Emergency health staff are being reminded about its patient taxi voucher policy after a woman forked out $62 for an Uber to get home after being treated at Christchurch Hospital.
The contagious RSV patient had to spend the sum on an Uber to reach her Pegasus home after being initially taken to the central-city hospital in an ambulance.
Te Whatu Ora Health NZ has confirmed the initiative is still ongoing and free taxis are provided to residents in “specific circumstances”.
The Waimakiriri is still two years away from an after-hours clinic which is set to open in 2025.
Back in 2017, the then Canterbury District Health Board made the decision to provide any residents in the Waimakiriri discharged from Christchurch Hospital, who can’t get home, with a free taxi ride.
“And quite rightly,” said the district’s MP Matt Doocey.
“If you leave the hospital at 2am, and you’ve got nobody to pick you up, you’re given a taxi voucher to get home safely.”
But as Pegasus local Christine discovered, hospital staff appeared to be unaware of the initiative and twice needed to take matters into her own hands.
The woman was admitted to Christchurch Hospital at the end of May with a cough that turned out to be a case of RSV. She was highly contagious but it was decided she was best to recover at home.
“I asked for a taxi to assist and [staff] said ‘Oh, no we don’t give those out’, so I had to find my own way home,” she said.

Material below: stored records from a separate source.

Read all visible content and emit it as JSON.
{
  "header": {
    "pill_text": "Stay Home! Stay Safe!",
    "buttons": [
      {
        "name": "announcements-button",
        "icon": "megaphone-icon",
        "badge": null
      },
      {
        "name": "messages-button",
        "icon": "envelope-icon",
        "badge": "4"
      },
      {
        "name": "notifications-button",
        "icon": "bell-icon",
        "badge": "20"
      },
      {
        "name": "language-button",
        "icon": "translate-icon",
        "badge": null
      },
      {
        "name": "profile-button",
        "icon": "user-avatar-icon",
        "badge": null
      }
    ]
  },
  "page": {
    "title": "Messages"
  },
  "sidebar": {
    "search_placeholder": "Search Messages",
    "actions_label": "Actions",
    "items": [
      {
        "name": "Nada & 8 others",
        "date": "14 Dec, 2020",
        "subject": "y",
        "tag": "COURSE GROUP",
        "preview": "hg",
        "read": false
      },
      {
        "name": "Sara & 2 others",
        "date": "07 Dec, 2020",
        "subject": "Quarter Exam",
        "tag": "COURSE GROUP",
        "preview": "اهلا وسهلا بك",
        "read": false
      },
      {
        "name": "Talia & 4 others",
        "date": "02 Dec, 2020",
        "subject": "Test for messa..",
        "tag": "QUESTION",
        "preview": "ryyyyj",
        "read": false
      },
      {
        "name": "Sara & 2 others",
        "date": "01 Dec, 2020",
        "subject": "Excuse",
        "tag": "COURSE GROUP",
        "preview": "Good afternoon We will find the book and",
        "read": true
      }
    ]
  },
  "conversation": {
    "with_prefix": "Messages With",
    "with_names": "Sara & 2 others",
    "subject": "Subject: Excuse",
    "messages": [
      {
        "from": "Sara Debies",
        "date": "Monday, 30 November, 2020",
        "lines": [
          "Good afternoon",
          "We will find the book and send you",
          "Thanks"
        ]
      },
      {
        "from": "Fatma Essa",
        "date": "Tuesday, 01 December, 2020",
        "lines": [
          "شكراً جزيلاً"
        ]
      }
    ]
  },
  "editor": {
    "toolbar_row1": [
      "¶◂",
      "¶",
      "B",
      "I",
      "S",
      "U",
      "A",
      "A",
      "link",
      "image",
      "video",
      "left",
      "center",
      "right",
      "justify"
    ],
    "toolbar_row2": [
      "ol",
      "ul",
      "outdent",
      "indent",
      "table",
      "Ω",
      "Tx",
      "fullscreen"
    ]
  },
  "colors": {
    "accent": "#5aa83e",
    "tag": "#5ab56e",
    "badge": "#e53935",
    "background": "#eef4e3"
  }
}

“My friend put her mask on, got in her car from Pegasus and got me to bring me home.”
Last week, she was back in hospital - this time taken by ambulance from her home as her condition has worsened. After a day in the RSV ward the decision was made for her to again be discharged and recover at home.
“I again asked the doctors team for a taxi chit to get home. They said to ask the nurses and when I asked them they said they didn’t do that.”
Christine spent $62 on an Uber to reach her home.
“I feel pretty sucky,” she said.
“The same nurse that saw me the second time had said ‘you were in the ED’ and I said I had been, when I mentioned the taxi chit he said ‘nah, we don’t do them - it’s up to the patients to make their way home’.”
The Waimakiriri is still two years away from an after-hours clinic that’s set to open in 2025. Photo / Supplied
This news disappointed Doocey, who blamed the centralisation of the district health boards into one governing health body, for promised initiatives not reaching local medical centres.
He said his fear was local communities weren’t seeing commitments made by health boards honoured since the health reform.
“Our experience is since the Canterbury District Health Board’s disestablishment, promises have not been honoured in our region,” he said.
“It’s a good example of people travelling long distances, in the middle of the night to an Emergency Department, there’s no alternative way to get home, so these residents ask ‘why don’t we get after-hours care on my doorstep?”
The answer to that question continues to frustrate residents, with the number of Waimakariri residents using after-hours medical services in Christchurch increasing by 17 per cent since 2019.
When the issue was brought to Te Whatu Ora, it agreed the taxi voucher system was only provided to residents in “specific circumstances”.
“Te Whatu Ora will continue to regularly update ED staff about the criteria and process for this service,” a statement from the health provider read.
Executive director of planning, funding and decision support, Tracey Maisey, said residents attending the hospital are able to get a free taxi when directed to the Emergency Department by St John’s after-hours telephone triage service.
An associate clinical nurse on shift will give the voucher to the patient once the eligibility is confirmed.
“Taxi vouchers are also available to eligible patients to return home when they are discharged from the Emergency Department,” said Maisey.
“Patients who need a taxi voucher to return to Rangiora need to ask Emergency Department staff for a voucher.”
Take your Radio, Podcasts and Music with you